Paolo Sorrentino, jury president for the feature competition, awarded the top prize purse of €20,000 ($26,000) to helmer Scott Graham’s Scottish Highlands drama “Shell,” which world preemed in San Sebastian.
The special jury award was split between low-budget Italo pic “We Are Not Like James Bond,” helmed by Mario Balsamo, and Tim Sutton’s “Pavilion,” which preemed at SXSW.
Best actress went to Aylin Tezel for Pola Beck’s “Breaking Horizons,” and best actor was given to Huntun Batu for Mongolia’s “The First Aggregate,” directed by Emyr ap Richard and Darhad Erdenibulag.
Notwithstanding the cancellation of Ken Loach, citing discomfort with a labor dispute at the fest’s affiliate, Turin’s Cinema Museum, the nine-day event more than held its own in terms of public attendance and local press coverage against Rome’s splashier fest, whose date change to early November was seen as a challenge by some to Turin’s more established place on the calendar.
As in past years, a mix of features by first- and second-time helmers, along with wide-ranging docu programs, experimental works and highlights from other fests maintained Turin’s profile as an audience-driven affair with an international edge, and has generated largely positive national media coverage.
In the international docu section, the jury gave its top award to Joao Rui Guerra da Mata and Joao Pedro Rodrigues’ much-lauded “The Last Time I Saw Macao,” and also created a special prize for fest darling “Leviathan,” directed by Lucien Castaing-Taylor and Verena Paravel.
Best Italian docu went to Maged El Mahedy’s “I Don’t Speak Very Good, I Dance Better,” a co-production with Egypt, while Stefano Petti and Alberto Testone’s “Fatti Corsari” nabbed the special jury award.
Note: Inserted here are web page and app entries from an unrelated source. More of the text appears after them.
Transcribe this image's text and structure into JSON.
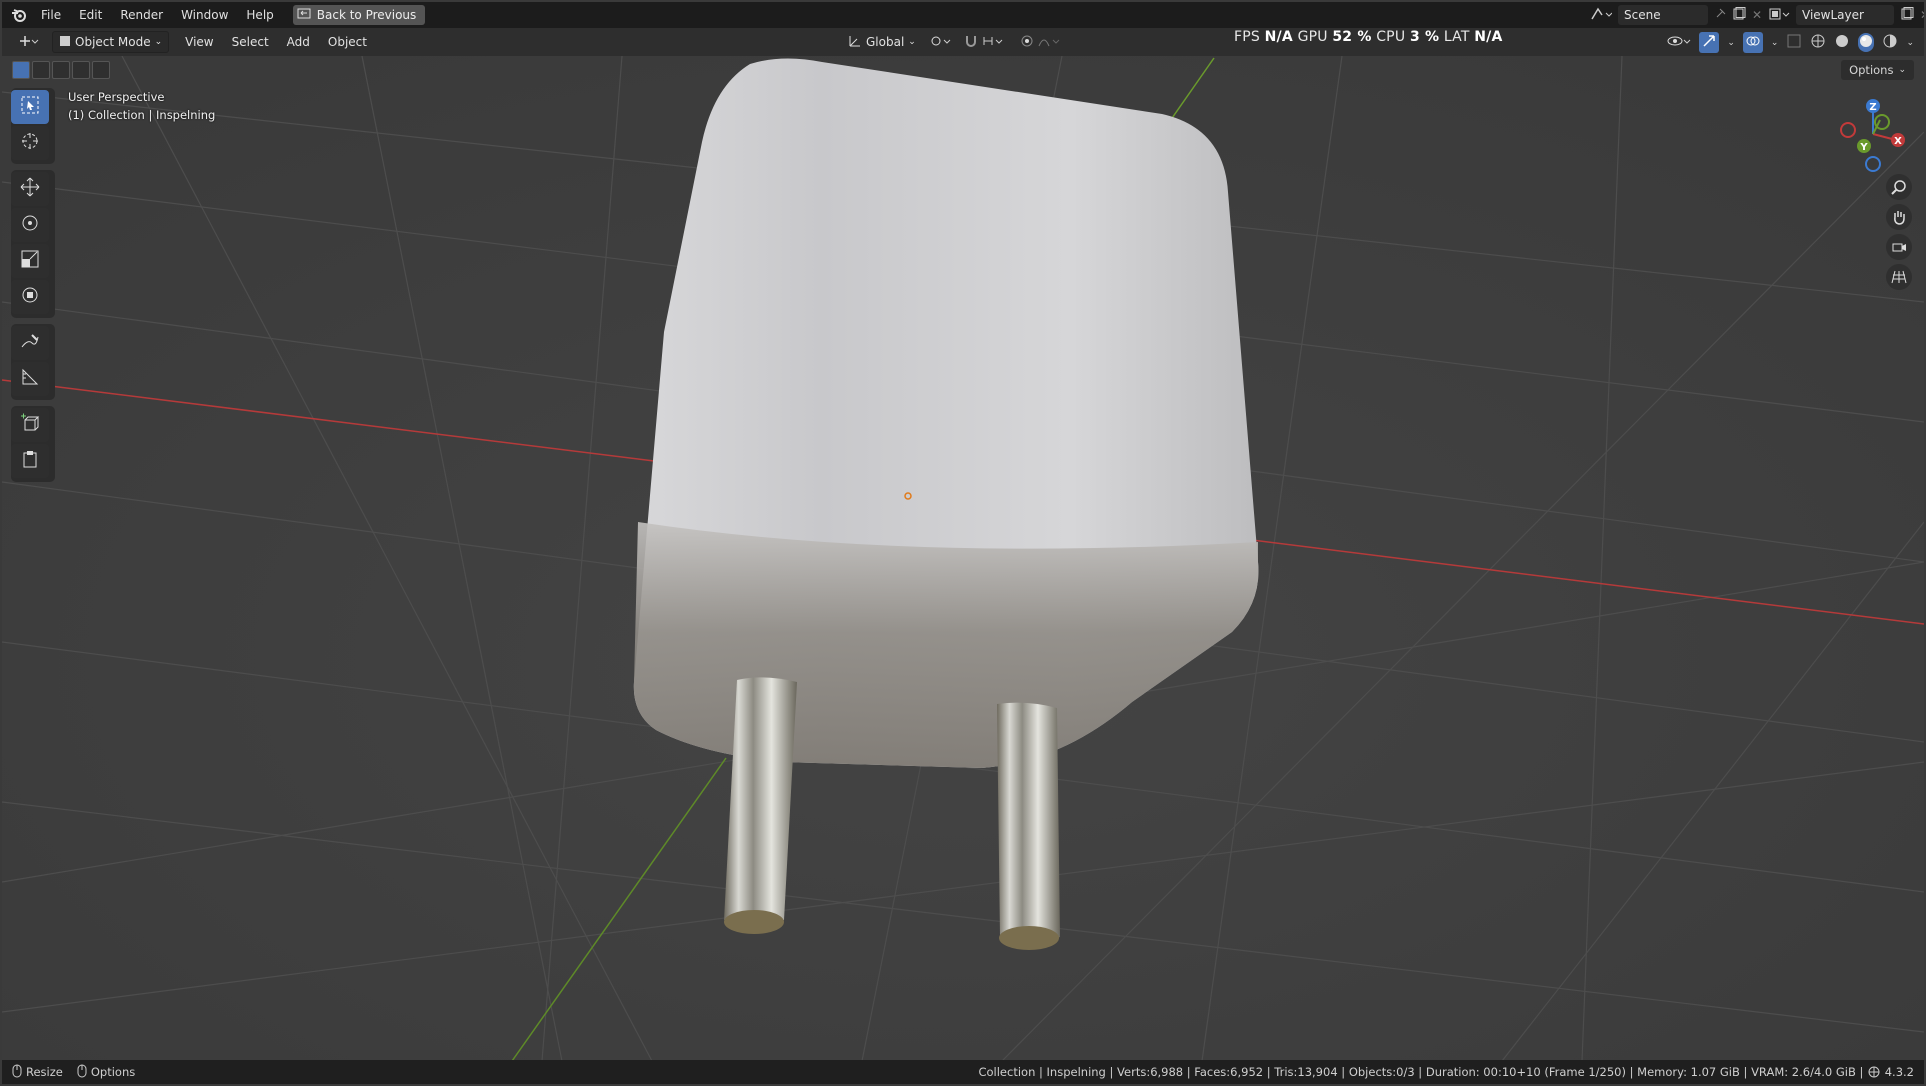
{
  "menu": {
    "items": [
      "File",
      "Edit",
      "Render",
      "Window",
      "Help"
    ],
    "back_button": "Back to Previous",
    "scene": "Scene",
    "view_layer": "ViewLayer"
  },
  "header": {
    "mode": "Object Mode",
    "menus": [
      "View",
      "Select",
      "Add",
      "Object"
    ],
    "orientation": "Global",
    "options": "Options"
  },
  "perf": {
    "fps_label": "FPS",
    "fps_value": "N/A",
    "gpu_label": "GPU",
    "gpu_value": "52 %",
    "cpu_label": "CPU",
    "cpu_value": "3 %",
    "lat_label": "LAT",
    "lat_value": "N/A"
  },
  "viewport": {
    "perspective": "User Perspective",
    "collection": "(1) Collection | Inspelning"
  },
  "status": {
    "resize": "Resize",
    "options": "Options",
    "info": "Collection | Inspelning | Verts:6,988 | Faces:6,952 | Tris:13,904 | Objects:0/3 | Duration: 00:10+10 (Frame 1/250) | Memory: 1.07 GiB | VRAM: 2.6/4.0 GiB |",
    "version": "4.3.2"
  },
  "colors": {
    "accent": "#4772b3",
    "axis_x": "#c23a3a",
    "axis_y": "#6a9a2c",
    "axis_z": "#3b7ad1"
  }
}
Known for its comprehensive retrospectives, Turin celebrated Joseph Losey by screening all his films, accompanied by a catalog edited by the fest’s deputy director Emanuela Martini. Among those attending the salute were Losey’s widow Patricia, his grandson Marek Losey and actress Sylvia Miles.